Emma Healy spent MLK Day directing the cleaning out of a rundown mobile home filled to the brim with surplus possessions and plain junk. And she did it with a smile.
“Service is definitely my passion,” said Healy, age 18. “I can’t imagine my life without service.”
This Napa High School senior recently created her own nonprofit, The Napa Valley Service Project, with the goal of helping those who are low income or disabled who need help with their homes.
“That’s why we’re here,” said Healy who had recruited a team of volunteers. “We want to help people safely stay in their homes.”
Healy and volunteers have already completed two larger projects: helping a World War II veteran with disabilities clear a patch of blackberry bushes at his home and assisting Rebecca Lynne Fuller shape up her mobile home in central Napa.
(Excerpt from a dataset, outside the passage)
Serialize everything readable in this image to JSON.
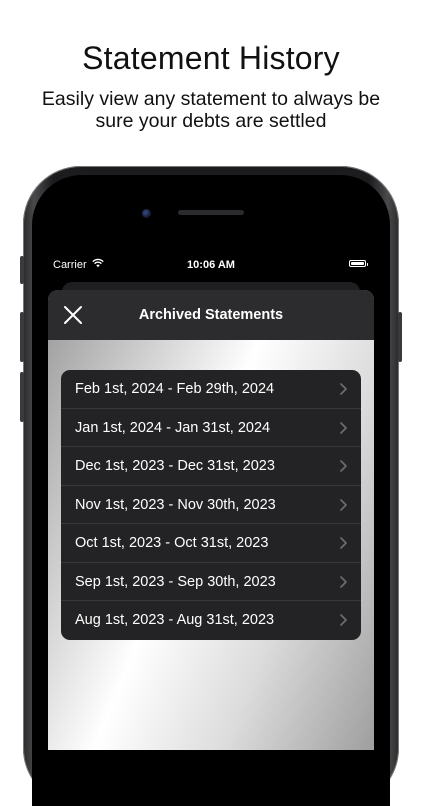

Fuller, 62, is almost completely blind and relies on Supplemental Security Income (SSI) to get by. She’s lived in the home since 1999 but her disability has made it difficult to keep it clean and maintained. Fuller explained that a series of roommates left the rear bedroom filled to the brim with leftover belongings and trash.
“I didn’t have any way to deal with it,” she said of the debris. “I just closed off the back room and pretended it’s not there.”
To make room for a new roommate – a good friend from Lake Berryessa — Fuller needed help cleaning out that bedroom and other parts of the home.
Even though the house was full, Fuller said she gets around the home by feeling her way on the walls and furniture. “I know where my path is.”
Yes, sometimes she falls or bumps into walls. On Monday, Jan. 21, she had a black eye from on such tumble, she said.
On Martin Luther King Jr. Day, more than a dozen volunteers, mostly high school students, arrived ready to help Fuller reclaim her home.
“This is amazing,” said Fuller of the volunteers. “It’s blowing my mind.”
A Napa psychologist, Anne Uemura, was also volunteering her time on Monday.
Fuller “has a wonderful attitude” about letting things go, said Uemura. When the group began, a side entrance was completely impassable, she noted. But just a few hours later, it was clear. Healy’s desire to help “touches my heart,” said Uemura.
Dylan Leach, the head coach of the Vintage football team, recruited a number of his players to help with Healy’s project on Monday.
“It’s the least we can do,” said Leach. There is more to life than just school and football, he said, adding that service is an important part of the football team.
Wearing masks and gloves, several athletes and other volunteers carried out bags of old clothing and cushions, worn rugs and carpets. Two football players used bleach spray to kill mold and mildew on the floor.
Meanwhile, another volunteer, Dave Shubin of Napa, told Fuller he would fix her leaky toilet.
Asked by a volunteer about what to do with a box of VHS tapes, Fuller replied to get rid of them.
When asked about a box of audio cassette tapes, Fuller asked that they be donated. Those are new, she said.
Healy said the group was careful to be respectful of Fuller’s belongings.
As the volunteers carried out boxes and bags of refuse, little by little, the clean-out progressed.
“It’s refreshing to get some of this stuff cleared away,” said Fuller. “I’m so thankful.”
Healy said she’s visited with Fuller a number of times. As they hugged for a photo, the two said they’d developed a friendship.
Healy said she was already planning to come back to Fuller’s home to help repair an old wood porch.
As for the future of the Napa Valley Service Project, she’d like to continue networking with the community to find other people in need.
She’d also like to build a list of skilled workers such as electricians, contractors and landscapers who might be willing to help on future projects.
Her group is new but “we’re trying to help multiple families and people.”
“Part of it is just getting the word out,” said Healy. “I know there are people out there that need help but they need to hear about us.”
The teen said she was inspired to create her nonprofit after volunteering with a group called Sierra Service Project. With that group, she’s traveled to Oregon and other areas. She’s also participated in a number of local volunteer projects.
In August, Healy officially launched The Napa Valley Service Project. She’s applied for 501 c (3) nonprofit status and currently has an agreement with the Napa Methodist Church to accept donations for her group.
Healy, who has a 5.0 GPA thanks to AP and honors classes, is awaiting acceptances to college. She has applied to some on the East Coast.
“I want to either become a physician or physician assistant,” she said. “That will allow me to help more people on a broader scale.”
Healy said she does not feel overwhelmed about such an undertaking. “I am definitely ambitious,” she said. “I think of ways to get it done. I trust that we’ll figure it out and work around.”